Prompt:
What lines in the data hold the string "detected"? Show them.

-------- Given records --------

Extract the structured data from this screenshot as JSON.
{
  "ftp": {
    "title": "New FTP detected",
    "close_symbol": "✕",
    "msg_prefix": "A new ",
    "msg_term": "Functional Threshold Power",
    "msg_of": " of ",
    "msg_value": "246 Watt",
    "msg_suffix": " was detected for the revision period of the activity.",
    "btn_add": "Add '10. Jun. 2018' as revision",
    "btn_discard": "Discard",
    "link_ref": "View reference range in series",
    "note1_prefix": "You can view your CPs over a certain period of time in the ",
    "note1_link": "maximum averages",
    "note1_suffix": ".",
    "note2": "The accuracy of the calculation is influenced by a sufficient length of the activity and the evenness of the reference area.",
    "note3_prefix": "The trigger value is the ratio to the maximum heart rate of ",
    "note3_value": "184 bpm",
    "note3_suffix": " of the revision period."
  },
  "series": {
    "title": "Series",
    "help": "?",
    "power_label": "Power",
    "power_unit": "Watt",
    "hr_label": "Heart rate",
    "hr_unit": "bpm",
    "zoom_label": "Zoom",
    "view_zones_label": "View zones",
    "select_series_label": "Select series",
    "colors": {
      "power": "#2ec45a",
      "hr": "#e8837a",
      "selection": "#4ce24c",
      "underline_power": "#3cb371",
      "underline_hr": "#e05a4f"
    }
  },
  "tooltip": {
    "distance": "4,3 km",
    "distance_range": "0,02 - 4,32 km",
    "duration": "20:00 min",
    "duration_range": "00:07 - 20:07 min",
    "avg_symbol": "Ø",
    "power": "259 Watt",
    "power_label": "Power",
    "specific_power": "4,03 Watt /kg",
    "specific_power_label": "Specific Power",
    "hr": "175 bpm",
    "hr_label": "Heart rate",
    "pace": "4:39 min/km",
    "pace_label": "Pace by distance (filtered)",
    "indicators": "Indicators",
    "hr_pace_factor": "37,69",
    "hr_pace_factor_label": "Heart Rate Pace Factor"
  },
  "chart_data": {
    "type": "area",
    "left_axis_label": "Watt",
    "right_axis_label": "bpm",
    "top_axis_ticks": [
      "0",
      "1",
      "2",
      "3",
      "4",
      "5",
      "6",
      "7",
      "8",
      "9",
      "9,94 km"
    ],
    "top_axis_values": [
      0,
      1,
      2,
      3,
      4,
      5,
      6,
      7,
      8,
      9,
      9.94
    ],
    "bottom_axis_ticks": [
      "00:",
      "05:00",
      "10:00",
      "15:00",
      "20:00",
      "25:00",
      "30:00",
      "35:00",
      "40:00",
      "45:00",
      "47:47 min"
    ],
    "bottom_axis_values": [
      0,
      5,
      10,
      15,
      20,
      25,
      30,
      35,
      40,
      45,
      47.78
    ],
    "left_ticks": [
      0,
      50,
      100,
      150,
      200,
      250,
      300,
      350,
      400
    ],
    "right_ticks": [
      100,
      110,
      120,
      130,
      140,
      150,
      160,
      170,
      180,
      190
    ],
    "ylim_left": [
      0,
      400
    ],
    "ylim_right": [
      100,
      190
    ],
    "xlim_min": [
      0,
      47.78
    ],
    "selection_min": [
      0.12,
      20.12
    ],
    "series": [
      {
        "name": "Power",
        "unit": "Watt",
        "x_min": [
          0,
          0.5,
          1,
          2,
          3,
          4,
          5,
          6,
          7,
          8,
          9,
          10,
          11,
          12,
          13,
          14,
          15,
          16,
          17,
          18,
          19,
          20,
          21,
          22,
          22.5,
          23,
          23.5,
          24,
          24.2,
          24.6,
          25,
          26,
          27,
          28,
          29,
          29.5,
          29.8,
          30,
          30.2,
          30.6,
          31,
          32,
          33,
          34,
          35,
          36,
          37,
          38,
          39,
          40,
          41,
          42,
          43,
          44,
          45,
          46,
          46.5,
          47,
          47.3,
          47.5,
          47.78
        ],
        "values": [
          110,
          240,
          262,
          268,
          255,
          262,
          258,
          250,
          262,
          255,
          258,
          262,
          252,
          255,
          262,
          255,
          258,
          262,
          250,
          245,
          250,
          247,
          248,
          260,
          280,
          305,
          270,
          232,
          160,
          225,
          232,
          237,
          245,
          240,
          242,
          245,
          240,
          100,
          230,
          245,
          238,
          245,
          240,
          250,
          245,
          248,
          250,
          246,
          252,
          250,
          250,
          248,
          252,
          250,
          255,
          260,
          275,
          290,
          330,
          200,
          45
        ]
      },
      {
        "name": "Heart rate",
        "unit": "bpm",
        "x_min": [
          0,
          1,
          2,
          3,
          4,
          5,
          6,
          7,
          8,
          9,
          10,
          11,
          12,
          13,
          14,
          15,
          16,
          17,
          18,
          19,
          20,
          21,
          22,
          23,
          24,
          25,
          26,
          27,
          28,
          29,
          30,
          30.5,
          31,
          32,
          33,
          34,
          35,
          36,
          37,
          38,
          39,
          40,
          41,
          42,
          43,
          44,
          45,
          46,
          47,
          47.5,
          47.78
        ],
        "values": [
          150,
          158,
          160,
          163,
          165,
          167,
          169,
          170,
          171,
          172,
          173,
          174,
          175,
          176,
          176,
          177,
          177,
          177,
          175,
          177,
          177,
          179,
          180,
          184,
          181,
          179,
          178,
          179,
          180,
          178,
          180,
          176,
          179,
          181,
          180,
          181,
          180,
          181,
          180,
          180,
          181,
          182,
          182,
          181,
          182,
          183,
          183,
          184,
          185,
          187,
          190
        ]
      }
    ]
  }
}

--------

Output:
    "title": "New FTP detected",
    "msg_suffix": " was detected for the revision period of the activity.",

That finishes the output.